For more information please contact: Sally Allen or  another member of the NETSCC Communications Teams on Tel: 023 8059 5542 / 5619 and Email:netcomms@southampton.ac.uk

  1. The project is managed by the Efficacy and Mechanism Evaluation Programme, an MRC and NIHR partnership, that supports later-phase "science-driven" clinical trials and evaluative studies, which seek to determine whether a health intervention  (e.g. a drug, diagnostic technique or device) works and in some cases how or why it works. The programme is funded by the MRC and NIHR, with contributions from the CSO in Scotland, NISCHR in Wales and the HSC R&D Division, Public Health Agency in Northern Ireland.www.nets.nihr.ac.uk/programmes/eme
  2. The National Institute for Health Research (NIHR) is funded by the Department of Health to improve the health and wealth of the nation through research. Since its establishment in April 2006, the NIHR has transformed research in the NHS. It has increased the volume of applied health research for the benefit of patients and the public, driven faster translation of basic science discoveries into tangible benefits for patients and the economy, and developed and supported the people who conduct and contribute to applied health research. The NIHR plays a key role in the Government's strategy for economic growth, attracting investment by the life-sciences industries through its world-class infrastructure for health research. Together, the NIHR people, programmes, centres of excellence and systems represent the most integrated health research system in the world. For further information, visit the NIHR website (www.nihr.ac.uk).

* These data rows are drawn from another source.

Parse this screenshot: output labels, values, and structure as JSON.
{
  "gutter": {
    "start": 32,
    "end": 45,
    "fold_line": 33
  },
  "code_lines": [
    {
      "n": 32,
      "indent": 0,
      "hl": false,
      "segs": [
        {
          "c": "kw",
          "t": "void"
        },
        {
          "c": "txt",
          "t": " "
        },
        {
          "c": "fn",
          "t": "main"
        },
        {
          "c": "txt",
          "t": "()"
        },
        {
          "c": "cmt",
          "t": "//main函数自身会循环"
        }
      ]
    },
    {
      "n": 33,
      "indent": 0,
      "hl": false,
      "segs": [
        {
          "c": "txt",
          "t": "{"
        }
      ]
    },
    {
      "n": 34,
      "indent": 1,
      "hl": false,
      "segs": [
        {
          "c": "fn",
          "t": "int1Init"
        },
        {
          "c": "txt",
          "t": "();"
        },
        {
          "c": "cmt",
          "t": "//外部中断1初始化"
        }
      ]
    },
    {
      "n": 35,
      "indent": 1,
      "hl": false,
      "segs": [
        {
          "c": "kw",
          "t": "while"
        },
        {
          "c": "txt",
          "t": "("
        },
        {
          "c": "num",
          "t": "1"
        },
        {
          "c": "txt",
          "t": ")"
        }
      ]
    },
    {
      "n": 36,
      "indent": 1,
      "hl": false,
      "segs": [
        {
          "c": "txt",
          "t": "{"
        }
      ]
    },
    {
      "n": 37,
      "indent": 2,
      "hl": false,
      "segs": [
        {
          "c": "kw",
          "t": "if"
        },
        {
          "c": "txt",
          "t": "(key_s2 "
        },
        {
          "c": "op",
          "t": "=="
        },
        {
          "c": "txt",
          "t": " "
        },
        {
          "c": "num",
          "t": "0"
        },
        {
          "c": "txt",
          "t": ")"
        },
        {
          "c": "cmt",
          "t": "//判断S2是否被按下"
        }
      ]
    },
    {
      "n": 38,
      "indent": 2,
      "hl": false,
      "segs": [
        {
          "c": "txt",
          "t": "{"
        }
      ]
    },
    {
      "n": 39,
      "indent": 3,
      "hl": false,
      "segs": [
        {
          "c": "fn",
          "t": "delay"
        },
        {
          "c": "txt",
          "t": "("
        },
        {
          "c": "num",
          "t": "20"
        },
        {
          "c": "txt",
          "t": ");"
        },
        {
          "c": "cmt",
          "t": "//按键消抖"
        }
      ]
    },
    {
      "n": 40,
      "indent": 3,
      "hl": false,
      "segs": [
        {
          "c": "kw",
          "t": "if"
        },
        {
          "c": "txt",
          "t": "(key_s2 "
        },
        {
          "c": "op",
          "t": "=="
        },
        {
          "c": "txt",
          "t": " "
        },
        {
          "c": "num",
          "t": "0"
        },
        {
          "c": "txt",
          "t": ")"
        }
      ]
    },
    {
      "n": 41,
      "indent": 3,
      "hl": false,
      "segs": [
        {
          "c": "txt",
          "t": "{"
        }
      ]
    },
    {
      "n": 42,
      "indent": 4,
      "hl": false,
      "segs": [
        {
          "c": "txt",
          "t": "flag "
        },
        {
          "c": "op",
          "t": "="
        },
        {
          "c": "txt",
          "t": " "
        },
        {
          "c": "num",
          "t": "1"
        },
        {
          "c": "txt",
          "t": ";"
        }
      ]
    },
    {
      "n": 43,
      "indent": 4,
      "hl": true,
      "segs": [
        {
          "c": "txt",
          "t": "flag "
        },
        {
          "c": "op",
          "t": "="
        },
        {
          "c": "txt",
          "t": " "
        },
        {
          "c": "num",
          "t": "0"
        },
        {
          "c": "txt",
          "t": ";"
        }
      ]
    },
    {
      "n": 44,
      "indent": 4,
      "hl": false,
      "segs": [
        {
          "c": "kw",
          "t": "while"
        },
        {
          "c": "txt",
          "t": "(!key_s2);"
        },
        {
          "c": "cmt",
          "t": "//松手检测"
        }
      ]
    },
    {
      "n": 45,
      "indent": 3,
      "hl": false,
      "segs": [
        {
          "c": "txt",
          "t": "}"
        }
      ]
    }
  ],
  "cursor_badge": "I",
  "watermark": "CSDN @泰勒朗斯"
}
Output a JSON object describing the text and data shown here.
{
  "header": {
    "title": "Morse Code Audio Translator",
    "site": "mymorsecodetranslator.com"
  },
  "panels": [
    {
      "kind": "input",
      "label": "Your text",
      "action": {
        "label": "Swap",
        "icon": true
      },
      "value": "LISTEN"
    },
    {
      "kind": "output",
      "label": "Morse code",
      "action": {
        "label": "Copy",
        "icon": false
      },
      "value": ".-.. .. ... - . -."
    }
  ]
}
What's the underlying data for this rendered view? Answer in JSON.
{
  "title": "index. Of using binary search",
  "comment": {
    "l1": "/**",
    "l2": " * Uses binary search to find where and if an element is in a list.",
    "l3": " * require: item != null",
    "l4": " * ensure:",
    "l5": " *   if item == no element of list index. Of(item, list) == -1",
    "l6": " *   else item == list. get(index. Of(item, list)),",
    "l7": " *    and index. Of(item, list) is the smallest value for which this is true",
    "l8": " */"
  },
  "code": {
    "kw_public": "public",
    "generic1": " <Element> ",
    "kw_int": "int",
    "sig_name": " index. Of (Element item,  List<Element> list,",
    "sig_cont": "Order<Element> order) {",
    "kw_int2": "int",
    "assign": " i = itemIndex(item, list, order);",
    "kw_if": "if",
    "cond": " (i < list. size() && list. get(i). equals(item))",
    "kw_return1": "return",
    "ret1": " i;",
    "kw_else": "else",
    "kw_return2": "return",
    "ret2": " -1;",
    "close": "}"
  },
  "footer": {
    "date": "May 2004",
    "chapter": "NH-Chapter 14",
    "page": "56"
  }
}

  3. The Medical Research Council has been at the forefront of scientific discovery to improve human health. Founded in 1913 to tackle tuberculosis, the MRC now invests taxpayers' money in some of the best medical research in the world across every area of health. Twenty-nine MRC-funded researchers have won Nobel prizes in a wide range of disciplines, and MRC scientists have been behind such diverse discoveries as vitamins, the structure of DNA and the link between smoking and cancer, as well as achievements such as pioneering the use of randomised controlled trials, the invention of MRI scanning, and the development of a group of antibodies used in the making of some of the most successful drugs ever developed. Today, MRC-funded scientists tackle some of the greatest health problems facing humanity in the 21st century, from the rising tide of chronic diseases associated with ageing to the threats posed by rapidly mutating micro-organisms. www.mrc.ac.uk

This article presents independent research supported by an MRC and NIHR partnership. The views expressed are those of the author(s) and not necessarily those of the NHS, the MRC, the NIHR or the Department of Health.